Return the listing word for word, as given.
##### Extracted entries
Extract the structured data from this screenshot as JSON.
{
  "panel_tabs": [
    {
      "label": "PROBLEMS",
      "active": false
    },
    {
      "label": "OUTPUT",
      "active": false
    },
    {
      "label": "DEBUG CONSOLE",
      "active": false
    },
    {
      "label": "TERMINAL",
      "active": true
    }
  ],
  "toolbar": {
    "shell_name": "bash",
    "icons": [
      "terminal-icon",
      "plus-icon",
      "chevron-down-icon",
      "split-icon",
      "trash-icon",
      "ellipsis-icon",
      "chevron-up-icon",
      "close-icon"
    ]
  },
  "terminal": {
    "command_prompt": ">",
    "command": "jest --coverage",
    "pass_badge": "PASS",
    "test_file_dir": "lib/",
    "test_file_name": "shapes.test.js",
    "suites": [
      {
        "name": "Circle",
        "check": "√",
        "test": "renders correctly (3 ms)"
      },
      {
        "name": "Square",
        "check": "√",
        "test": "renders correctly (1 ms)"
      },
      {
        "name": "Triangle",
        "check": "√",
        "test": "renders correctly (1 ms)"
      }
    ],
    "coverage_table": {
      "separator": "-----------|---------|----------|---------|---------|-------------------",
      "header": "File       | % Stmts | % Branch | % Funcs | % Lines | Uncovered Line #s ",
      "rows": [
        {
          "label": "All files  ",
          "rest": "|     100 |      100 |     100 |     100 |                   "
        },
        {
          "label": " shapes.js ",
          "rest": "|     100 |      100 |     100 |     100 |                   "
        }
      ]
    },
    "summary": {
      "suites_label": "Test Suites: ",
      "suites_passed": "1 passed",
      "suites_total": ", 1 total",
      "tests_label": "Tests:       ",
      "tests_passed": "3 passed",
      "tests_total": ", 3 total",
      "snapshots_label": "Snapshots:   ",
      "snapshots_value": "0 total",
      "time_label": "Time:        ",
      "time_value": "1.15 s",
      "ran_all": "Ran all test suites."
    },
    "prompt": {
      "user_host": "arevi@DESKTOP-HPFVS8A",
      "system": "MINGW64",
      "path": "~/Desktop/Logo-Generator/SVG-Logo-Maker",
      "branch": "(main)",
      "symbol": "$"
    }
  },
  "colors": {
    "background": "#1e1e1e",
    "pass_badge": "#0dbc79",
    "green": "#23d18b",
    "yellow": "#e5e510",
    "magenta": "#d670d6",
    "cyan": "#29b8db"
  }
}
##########
_Exercise output_
Extract the structured data from this screenshot as JSON.
{
  "panel_tabs": [
    {
      "label": "PROBLEMS",
      "active": false
    },
    {
      "label": "OUTPUT",
      "active": false
    },
    {
      "label": "DEBUG CONSOLE",
      "active": false
    },
    {
      "label": "TERMINAL",
      "active": true
    }
  ],
  "toolbar": {
    "shell_name": "bash",
    "icons": [
      "terminal-icon",
      "plus-icon",
      "chevron-down-icon",
      "split-icon",
      "trash-icon",
      "ellipsis-icon",
      "chevron-up-icon",
      "close-icon"
    ]
  },
  "terminal": {
    "command_prompt": ">",
    "command": "jest --coverage",
    "pass_badge": "PASS",
    "test_file_dir": "lib/",
    "test_file_name": "shapes.test.js",
    "suites": [
      {
        "name": "Circle",
        "check": "√",
        "test": "renders correctly (3 ms)"
      },
      {
        "name": "Square",
        "check": "√",
        "test": "renders correctly (1 ms)"
      },
      {
        "name": "Triangle",
        "check": "√",
        "test": "renders correctly (1 ms)"
      }
    ],
    "coverage_table": {
      "separator": "-----------|---------|----------|---------|---------|-------------------",
      "header": "File       | % Stmts | % Branch | % Funcs | % Lines | Uncovered Line #s ",
      "rows": [
        {
          "label": "All files  ",
          "rest": "|     100 |      100 |     100 |     100 |                   "
        },
        {
          "label": " shapes.js ",
          "rest": "|     100 |      100 |     100 |     100 |                   "
        }
      ]
    },
    "summary": {
      "suites_label": "Test Suites: ",
      "suites_passed": "1 passed",
      "suites_total": ", 1 total",
      "tests_label": "Tests:       ",
      "tests_passed": "3 passed",
      "tests_total": ", 3 total",
      "snapshots_label": "Snapshots:   ",
      "snapshots_value": "0 total",
      "time_label": "Time:        ",
      "time_value": "1.15 s",
      "ran_all": "Ran all test suites."
    },
    "prompt": {
      "user_host": "arevi@DESKTOP-HPFVS8A",
      "system": "MINGW64",
      "path": "~/Desktop/Logo-Generator/SVG-Logo-Maker",
      "branch": "(main)",
      "symbol": "$"
    }
  },
  "colors": {
    "background": "#1e1e1e",
    "pass_badge": "#0dbc79",
    "green": "#23d18b",
    "yellow": "#e5e510",
    "magenta": "#d670d6",
    "cyan": "#29b8db"
  }
}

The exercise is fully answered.